A judge in New Jersey ruled that a man’s insurance company must pay for the cost of his medical cannabis treatment.
Andrew Watson, who lives in Egg Harbor, New Jersey, enrolled in the state’s medical cannabis program in 2014. He sought financial reimbursement for the purchase of medicinal cannabis over a term of three months.
Watson suffered from chronic neuropathic pain in his left hand. His condition was consistent with New Jersey’s list of qualifying conditions for medical marijuana. He was injured on the job. His initial worker’s compensation claim was denied.
During the hearing, a psychiatrist/neurologist testified on Watson’s behalf. The expert stated that medical marijuana would allow Watson to reduce his prescription opiate use. This would lower risk of addiction and dangerous side effects. The court established that Watson’s cannabis usage is indeed medicinal and that his insurance company should cover his claim.
The presiding judge, Ingrid L. French, stated:
Opioids, such as methadone, oxycodone (such as OxyContin®) and hydrocodone (such as Vicodin®), have been responsible for over 183,000 deaths during the last 15 years. Their misuse, abuse and addiction are rampant in the United States. In 2014, almost 2 million Americans abused or were dependent on prescription opioids. On any given day, 1,000 people on the average are treated in emergency situations for the misuse of these drugs.
As of early 2017, medical cannabis is legal in 28 states. More doctors and patient are likely to choose cannabis over mainstream prescription drugs to treat ailments such as pain. Pain management is a perfect contender for cannabis treatment, considering existing pharmaceutical solutions are quite addictive and outright dangerous.
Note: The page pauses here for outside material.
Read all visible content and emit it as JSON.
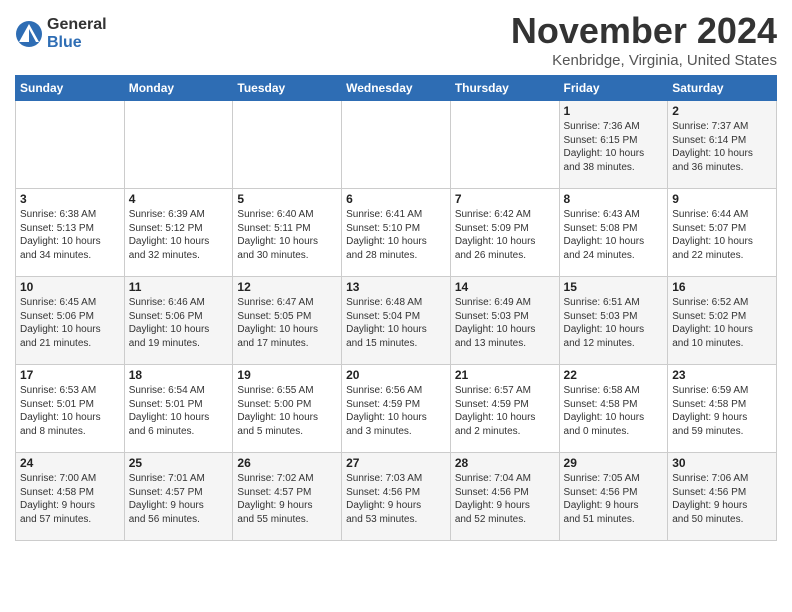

Judge French called Watson’s choice to use medical cannabis as “cautious, mature, and… exceptionally conscientious.” Many believe that medical cannabis can benefit both patients and insurance companies because treatment is less costly than pharmaceutical options.